J.B. Spins

Jazz, film, and improvised culture.

Tuesday, January 21, 2014

Sundance ’14: Killers

Presumably, this is not what Al Gore had in mind when he invented the internet. A Jakarta journalist obsessed with the death videos posted online by a Tokyo serial killer starts following suit when he crosses into vigilante slayings.  Soon thereafter, they strike up an unlikely IM dialogue, but it is not what you would call a friendly rivalry. Things will get bloody in the Mo Brothers (Timo Tjahjanto & Kimo Stromboel)’s Killers, which screens during the 2014 Sundance Film Festival.

Bayu’s unsuccessful attempts to bring down a well-heeled, politically connected sexual predator short-circuited his career and indirectly caused his separation from his wife. Watching the videos posted by Shuhei Nomura only further stokes his anger management issues. It all finally boils over during an attempted mugging (and worse).  Suddenly, Bayu is in the Bronson business.

In contrast, the sadistic and precise Nomura is a cold blooded killer.  He gets sick satisfaction from killing, but he plans each prolonged murder out to the last detail.  However, Nomura will make an uncharacteristic mistake or two, making their months of correspondence a rather chaotic time for them both.

Frankly, Killers might be too much even for veteran midnight movie patrons. Some of the sequences with Nomura are downright scarring, as well as scary.  Nevertheless, the Mo Brothers certainly know how to stage a hyper-violent action sequence.  For instance, Bayu has a hotel getaway melee scene that ranks with the hallway fight scene in Park Chan-wook’s Oldboy (the real one, not the cheap remake). About as tense as genre films can get, Killers is an unrelenting white knuckle viewing experience from the first frame up to the last.

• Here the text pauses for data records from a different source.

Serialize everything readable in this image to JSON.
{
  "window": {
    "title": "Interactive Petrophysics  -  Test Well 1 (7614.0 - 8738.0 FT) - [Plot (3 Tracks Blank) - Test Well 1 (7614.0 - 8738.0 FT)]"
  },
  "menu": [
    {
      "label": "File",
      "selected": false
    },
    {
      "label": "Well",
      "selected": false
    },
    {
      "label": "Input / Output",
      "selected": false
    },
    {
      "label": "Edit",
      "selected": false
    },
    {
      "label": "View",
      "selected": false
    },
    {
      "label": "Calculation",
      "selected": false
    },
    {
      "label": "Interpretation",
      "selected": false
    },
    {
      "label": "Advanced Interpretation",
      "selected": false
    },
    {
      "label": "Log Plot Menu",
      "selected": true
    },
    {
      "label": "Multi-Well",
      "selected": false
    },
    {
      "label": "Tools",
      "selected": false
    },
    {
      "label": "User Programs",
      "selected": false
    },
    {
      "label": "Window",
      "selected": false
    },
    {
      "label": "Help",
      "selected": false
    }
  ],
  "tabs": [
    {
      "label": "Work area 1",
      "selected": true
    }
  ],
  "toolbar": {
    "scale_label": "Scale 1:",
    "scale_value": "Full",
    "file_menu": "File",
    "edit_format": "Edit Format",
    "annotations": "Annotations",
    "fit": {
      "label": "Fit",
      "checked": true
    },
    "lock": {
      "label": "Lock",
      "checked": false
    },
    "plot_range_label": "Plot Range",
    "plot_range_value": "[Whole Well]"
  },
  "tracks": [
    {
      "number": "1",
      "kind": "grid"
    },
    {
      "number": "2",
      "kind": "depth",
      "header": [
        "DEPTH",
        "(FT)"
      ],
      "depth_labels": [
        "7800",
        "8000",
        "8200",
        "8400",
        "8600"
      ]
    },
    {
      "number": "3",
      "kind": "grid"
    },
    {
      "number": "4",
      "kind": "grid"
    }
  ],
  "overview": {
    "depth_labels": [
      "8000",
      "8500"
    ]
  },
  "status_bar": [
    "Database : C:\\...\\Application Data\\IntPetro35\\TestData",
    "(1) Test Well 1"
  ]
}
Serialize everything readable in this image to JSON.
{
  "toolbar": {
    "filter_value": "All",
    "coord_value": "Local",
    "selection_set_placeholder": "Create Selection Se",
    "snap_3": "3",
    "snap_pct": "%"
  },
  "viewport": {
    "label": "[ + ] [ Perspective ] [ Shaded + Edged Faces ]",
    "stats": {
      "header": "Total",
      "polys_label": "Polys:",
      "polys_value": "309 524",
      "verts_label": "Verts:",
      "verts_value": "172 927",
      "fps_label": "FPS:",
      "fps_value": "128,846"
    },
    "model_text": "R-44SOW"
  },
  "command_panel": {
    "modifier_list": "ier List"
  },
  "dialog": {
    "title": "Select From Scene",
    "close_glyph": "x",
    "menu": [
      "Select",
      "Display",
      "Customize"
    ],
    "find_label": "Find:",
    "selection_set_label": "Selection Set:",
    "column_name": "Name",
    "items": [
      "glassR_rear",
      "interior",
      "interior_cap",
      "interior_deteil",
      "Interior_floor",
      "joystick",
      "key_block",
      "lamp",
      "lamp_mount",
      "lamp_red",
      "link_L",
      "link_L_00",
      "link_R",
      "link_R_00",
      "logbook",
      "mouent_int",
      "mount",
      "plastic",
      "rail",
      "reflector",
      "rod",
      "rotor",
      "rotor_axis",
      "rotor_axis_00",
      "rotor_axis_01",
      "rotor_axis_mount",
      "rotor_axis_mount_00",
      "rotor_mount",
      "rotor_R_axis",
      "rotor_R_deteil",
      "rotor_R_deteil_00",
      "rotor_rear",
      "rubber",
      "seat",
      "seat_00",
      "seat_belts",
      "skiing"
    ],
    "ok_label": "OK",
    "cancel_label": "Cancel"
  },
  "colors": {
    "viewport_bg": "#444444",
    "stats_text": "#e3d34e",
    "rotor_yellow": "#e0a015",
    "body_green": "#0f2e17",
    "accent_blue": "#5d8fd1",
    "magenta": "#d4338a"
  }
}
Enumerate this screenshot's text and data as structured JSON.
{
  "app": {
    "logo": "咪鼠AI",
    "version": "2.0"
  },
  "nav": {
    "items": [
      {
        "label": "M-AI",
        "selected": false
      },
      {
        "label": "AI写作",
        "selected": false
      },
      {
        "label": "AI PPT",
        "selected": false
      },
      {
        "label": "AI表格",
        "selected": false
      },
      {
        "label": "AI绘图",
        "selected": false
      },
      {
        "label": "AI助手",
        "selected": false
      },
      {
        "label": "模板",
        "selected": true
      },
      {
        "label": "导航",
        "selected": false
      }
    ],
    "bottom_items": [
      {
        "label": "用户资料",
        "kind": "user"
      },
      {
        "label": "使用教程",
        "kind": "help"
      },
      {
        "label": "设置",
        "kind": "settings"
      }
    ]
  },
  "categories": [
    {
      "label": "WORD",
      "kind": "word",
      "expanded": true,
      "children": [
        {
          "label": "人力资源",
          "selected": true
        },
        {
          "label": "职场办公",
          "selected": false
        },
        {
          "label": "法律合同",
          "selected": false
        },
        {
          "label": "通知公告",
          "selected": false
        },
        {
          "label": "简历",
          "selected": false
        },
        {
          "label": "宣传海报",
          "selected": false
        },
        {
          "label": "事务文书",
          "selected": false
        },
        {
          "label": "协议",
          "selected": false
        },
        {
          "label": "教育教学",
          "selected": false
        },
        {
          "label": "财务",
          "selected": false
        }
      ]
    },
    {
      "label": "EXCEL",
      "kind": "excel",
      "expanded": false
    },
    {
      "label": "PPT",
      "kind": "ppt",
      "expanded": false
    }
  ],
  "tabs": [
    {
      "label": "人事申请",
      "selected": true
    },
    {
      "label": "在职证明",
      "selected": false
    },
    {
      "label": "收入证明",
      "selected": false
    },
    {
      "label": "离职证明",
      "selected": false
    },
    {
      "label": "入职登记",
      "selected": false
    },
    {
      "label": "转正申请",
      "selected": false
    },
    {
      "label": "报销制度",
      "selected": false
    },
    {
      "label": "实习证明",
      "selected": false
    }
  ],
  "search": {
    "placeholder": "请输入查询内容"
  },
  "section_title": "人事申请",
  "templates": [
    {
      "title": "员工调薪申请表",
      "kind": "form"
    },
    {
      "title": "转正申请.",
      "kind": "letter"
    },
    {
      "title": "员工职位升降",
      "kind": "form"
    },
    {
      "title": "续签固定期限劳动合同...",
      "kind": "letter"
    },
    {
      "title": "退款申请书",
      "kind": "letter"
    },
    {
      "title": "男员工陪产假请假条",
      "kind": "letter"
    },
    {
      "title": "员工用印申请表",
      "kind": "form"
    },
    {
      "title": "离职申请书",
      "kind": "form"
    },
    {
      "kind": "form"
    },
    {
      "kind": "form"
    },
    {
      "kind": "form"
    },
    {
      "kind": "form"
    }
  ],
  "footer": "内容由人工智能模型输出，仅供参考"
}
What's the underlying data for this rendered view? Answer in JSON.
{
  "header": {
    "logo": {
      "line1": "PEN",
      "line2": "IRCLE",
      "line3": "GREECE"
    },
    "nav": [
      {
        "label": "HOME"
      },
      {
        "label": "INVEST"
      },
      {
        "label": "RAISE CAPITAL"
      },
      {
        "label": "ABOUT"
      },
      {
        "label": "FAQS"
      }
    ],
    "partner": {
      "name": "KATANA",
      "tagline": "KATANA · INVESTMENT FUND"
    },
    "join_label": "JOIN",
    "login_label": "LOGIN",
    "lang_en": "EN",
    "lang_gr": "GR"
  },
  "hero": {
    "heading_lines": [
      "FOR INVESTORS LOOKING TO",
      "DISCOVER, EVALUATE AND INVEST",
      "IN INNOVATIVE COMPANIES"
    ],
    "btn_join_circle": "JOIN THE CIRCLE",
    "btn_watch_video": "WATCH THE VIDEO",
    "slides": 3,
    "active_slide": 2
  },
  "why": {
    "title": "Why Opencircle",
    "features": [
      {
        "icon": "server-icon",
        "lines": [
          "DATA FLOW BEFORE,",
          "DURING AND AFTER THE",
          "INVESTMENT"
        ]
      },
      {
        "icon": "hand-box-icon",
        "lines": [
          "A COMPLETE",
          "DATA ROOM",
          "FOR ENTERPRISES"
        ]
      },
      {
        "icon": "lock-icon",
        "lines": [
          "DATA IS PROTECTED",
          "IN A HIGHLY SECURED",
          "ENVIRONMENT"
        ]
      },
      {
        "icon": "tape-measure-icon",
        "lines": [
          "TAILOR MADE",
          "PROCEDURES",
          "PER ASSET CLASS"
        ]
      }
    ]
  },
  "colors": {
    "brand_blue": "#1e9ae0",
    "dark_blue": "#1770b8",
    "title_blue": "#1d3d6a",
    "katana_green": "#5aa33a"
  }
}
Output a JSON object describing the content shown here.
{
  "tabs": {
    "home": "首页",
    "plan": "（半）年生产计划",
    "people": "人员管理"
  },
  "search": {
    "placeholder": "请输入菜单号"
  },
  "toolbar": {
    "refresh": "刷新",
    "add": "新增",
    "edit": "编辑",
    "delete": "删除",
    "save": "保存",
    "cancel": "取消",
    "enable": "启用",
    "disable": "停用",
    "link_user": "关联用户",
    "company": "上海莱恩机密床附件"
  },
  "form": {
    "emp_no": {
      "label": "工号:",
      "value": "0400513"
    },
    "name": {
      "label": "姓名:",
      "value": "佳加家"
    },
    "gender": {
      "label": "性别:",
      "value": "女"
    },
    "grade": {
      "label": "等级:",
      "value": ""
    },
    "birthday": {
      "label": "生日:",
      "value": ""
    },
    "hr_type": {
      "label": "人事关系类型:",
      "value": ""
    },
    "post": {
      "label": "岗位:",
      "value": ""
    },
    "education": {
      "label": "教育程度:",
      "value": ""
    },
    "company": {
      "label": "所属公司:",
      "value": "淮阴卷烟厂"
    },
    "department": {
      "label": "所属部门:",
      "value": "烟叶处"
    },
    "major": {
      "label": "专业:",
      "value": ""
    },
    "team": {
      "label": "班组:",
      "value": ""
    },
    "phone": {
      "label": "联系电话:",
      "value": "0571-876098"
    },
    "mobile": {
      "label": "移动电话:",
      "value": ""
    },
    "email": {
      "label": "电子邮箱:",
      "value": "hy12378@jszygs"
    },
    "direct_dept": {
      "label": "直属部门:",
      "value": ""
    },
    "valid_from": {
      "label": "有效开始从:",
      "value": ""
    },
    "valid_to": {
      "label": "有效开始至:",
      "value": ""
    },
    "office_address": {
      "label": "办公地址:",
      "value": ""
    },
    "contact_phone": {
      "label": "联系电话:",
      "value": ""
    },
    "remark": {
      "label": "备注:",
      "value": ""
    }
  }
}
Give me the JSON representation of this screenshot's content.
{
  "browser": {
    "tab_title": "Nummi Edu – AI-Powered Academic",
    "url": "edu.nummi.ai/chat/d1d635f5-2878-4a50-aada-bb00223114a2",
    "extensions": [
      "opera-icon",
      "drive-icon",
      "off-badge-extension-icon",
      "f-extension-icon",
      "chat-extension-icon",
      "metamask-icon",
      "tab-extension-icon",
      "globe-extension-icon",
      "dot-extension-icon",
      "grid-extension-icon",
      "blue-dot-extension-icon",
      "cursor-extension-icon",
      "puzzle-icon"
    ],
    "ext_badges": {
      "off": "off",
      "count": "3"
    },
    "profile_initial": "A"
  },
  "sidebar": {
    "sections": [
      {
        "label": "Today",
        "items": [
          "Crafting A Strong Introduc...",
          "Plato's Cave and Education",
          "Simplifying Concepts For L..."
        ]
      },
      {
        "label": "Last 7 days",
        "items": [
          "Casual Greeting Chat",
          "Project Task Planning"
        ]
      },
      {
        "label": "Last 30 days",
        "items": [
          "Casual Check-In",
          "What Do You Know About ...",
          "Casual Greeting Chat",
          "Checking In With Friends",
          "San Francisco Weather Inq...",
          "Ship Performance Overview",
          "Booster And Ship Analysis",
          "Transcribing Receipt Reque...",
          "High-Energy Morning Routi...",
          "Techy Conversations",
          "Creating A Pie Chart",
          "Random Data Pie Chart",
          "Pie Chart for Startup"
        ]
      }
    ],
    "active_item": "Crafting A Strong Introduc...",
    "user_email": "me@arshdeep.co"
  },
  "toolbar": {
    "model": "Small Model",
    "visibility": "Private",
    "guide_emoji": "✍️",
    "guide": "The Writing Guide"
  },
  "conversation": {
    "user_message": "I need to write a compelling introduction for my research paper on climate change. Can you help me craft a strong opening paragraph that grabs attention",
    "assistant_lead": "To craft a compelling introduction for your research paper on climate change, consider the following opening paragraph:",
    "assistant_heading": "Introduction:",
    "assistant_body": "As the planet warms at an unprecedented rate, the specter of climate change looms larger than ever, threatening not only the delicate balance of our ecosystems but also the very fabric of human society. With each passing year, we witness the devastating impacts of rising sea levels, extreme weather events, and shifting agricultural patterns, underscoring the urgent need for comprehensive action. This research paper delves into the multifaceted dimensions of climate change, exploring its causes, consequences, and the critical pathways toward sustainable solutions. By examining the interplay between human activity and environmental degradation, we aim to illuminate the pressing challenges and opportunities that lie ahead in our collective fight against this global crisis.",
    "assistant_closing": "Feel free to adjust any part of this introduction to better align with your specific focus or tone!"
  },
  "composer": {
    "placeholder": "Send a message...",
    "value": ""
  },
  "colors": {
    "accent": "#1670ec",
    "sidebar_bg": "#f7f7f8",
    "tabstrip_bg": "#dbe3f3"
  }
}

Despite its unseemly milieu, Killers features a top drawer cast working at the peak of their powers.  Japanese TV heartthrob Kauzki Kitamura is disturbingly cold and creepy as Nomura, while Oka Antara’s Bayu broods like nobody’s business. However, the finely nuanced Rin Takanashi (so exquisitely vulnerable in Kiarostami Like Someone in Love) gives the film some heart and soul as the prospective victim who starts to awaken emotions in Nomura (that is definitely one of those goods news-bad news kind of things).

With Killers, the Mo Brothers definitely announce themselves as adrenaline charged filmmakers to be reckoned with.  Unfortunately, long stretches of the film are just no fun to watch. Brutal but effective, Killers is specifically recommended for experienced cult film connoisseurs when it screens again today (1/21) and Thursday (1/23) in Park City, as well as this Saturday (1/25) in Salt Lake, as part of this year’s Sundance Film Festival.

Labels: , ,